Fujisaki was impressed with the response of the FDA, which handled the crisis in a scientific manner and did not try to escalate people’s concerns unnecessarily.
Another of his tasks during that time involved appearing on U.S. television programs to explain the difficulties Japan faced to the American public. He also approached various U.S. organizations to convey Japan’s appreciation for their help.
But it was not only Japanese officials who worked hard in Washington, Fujisaki pointed out, as the State Department quickly set up a team to deal with the natural and nuclear crises.
“There were always about 10 officials who stayed overnight (at the State Department), despite the fact that the disasters had occurred in a foreign country — not theirs,” he said.
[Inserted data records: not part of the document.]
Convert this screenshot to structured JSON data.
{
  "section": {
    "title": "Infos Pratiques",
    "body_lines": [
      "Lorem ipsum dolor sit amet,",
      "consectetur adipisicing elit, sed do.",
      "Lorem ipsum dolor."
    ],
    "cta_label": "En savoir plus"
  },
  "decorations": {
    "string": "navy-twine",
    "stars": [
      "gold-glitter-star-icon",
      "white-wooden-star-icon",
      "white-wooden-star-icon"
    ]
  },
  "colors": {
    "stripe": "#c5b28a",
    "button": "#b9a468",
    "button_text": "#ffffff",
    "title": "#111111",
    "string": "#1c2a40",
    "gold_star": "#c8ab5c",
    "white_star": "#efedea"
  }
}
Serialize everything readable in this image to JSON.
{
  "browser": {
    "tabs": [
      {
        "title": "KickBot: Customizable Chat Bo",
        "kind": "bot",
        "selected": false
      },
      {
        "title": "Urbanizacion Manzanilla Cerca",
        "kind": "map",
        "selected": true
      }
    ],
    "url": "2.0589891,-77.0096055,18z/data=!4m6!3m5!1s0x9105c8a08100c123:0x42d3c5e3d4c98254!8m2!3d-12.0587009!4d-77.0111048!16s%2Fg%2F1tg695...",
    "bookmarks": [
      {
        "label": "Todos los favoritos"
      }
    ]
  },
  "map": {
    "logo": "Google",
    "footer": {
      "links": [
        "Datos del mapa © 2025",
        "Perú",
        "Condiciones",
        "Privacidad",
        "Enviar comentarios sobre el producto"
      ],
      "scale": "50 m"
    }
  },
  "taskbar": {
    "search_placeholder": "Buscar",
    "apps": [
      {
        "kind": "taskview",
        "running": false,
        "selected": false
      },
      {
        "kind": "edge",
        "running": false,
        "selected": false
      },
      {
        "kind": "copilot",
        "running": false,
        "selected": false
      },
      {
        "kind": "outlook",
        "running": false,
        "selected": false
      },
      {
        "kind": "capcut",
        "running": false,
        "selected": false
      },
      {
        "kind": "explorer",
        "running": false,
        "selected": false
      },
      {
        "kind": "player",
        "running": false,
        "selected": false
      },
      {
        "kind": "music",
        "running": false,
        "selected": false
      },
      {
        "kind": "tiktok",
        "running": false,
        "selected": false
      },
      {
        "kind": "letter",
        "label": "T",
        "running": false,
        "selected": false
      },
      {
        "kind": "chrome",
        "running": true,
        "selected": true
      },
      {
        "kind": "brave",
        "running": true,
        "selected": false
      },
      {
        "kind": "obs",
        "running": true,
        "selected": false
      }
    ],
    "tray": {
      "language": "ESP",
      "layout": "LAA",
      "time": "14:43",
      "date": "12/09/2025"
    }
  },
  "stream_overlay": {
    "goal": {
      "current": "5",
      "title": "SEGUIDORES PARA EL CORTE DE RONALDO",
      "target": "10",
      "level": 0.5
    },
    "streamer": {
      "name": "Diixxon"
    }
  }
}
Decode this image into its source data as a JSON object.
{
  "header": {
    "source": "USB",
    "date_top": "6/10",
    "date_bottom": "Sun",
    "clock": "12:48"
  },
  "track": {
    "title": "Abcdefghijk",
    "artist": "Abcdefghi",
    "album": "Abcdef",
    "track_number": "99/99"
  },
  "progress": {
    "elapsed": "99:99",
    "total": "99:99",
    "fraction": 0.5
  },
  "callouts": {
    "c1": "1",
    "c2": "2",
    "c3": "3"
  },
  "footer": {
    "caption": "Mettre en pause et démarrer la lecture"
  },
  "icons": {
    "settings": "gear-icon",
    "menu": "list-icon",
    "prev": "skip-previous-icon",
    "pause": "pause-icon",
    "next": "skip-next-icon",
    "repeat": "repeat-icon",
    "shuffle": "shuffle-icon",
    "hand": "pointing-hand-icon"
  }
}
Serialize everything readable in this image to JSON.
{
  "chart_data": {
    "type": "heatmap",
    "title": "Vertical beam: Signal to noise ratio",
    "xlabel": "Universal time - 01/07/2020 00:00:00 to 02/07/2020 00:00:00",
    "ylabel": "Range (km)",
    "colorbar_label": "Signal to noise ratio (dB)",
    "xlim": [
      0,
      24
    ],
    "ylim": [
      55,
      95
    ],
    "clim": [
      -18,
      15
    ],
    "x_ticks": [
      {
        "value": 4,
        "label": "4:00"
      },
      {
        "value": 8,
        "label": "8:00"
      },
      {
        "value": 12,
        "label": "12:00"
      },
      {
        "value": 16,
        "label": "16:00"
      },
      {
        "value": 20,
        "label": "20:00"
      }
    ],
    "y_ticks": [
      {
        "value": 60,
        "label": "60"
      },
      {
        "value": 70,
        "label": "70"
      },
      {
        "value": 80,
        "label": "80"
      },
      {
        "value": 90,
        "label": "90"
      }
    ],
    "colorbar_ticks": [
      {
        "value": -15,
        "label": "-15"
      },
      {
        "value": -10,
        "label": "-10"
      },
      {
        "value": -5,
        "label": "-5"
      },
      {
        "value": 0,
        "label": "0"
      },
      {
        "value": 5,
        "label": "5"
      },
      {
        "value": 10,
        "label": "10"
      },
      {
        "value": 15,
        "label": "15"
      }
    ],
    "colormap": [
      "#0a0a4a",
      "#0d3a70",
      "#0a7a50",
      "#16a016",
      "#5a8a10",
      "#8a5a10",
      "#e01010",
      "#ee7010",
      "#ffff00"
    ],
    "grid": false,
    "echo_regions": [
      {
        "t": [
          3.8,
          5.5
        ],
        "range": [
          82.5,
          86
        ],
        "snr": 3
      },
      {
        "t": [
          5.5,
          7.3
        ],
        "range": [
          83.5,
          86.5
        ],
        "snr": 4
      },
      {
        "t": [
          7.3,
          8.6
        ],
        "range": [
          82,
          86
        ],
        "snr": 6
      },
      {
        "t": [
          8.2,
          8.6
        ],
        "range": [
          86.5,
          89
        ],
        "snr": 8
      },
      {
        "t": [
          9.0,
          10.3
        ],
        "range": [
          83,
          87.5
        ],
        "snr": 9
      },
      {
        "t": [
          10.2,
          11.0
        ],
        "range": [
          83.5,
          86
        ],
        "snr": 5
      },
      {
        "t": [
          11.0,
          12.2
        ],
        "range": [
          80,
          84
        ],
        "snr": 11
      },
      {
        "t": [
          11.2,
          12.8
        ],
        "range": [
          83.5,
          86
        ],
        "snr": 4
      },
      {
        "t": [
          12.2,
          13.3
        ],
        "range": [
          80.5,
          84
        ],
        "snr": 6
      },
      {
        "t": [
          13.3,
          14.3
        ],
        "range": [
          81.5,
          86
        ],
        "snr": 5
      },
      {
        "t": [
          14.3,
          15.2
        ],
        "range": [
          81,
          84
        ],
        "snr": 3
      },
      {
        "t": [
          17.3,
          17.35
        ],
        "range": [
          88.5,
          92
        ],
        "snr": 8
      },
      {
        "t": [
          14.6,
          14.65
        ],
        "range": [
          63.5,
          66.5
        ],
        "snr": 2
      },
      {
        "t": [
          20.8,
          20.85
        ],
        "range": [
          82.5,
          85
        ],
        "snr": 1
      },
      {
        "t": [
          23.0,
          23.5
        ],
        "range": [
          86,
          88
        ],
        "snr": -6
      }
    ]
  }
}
Obama’s advisors also held daily video conferences with top-level atomic energy experts across the United States to discuss the three core meltdowns suffered by the Fukushima No. 1 power plant and report back to the president, Fujisaki said.
After pop superstar Lady Gaga started collecting substantial donations for victims of the March 11 catastrophe through rubber bracelets bearing messages such as “We pray for Japan,” Fujisaki produced his own for various occasions while in Washington, including some with the phrase “Arigato from Japan” to show gratitude for the U.S. support.
“Not only U.S. rescue teams engaged in disaster areas but many Americans across the country worked very hard based on Washington’s encouragement,” said Fujisaki, who wore a rubber bracelet during the interview reading “We love Fujisaki,” a farewell gift from a deputy secretary of state before he returned home in November.
Asked about Obama’s second term in office, he said Washington is likely to focus on three principal issues: how to deal with China’s new leaders, Iran’s nuclear ambitions and the stalled Middle East peace process.
On the recent diplomatic tensions in East Asia, Fujisaki pointed to China’s leadership transition in November and South Korea’s upcoming presidential poll as factors that should provide opportunities for Tokyo to mend its frayed relations with Beijing and Seoul over the Senkaku and Takeshima isle disputes, especially as a new leader is expected to take the helm in Tokyo after the Dec. 16 Lower House poll.
In addition to diplomatic matters, Fujisaki feels strongly about overhauling the nation’s English-language education to increase Japan’s influence in the global arena, and is proposing three remedies to improve standards.
He argues companies should have a quota for recruiting employees who graduated from American colleges, while entrance exams for Japanese universities should also adopt more internationally recognized English exams, such as TOEFL.
Raising the language skills of English teachers at public schools by giving them the chance to study abroad is also essential, according to Fujisaki, who noted that a government program to send 100 junior high school teachers to U.S. universities for six months finally began last year.
“To prevent Japan from falling behind other countries in terms of internationalization, English education is the key,” he stressed.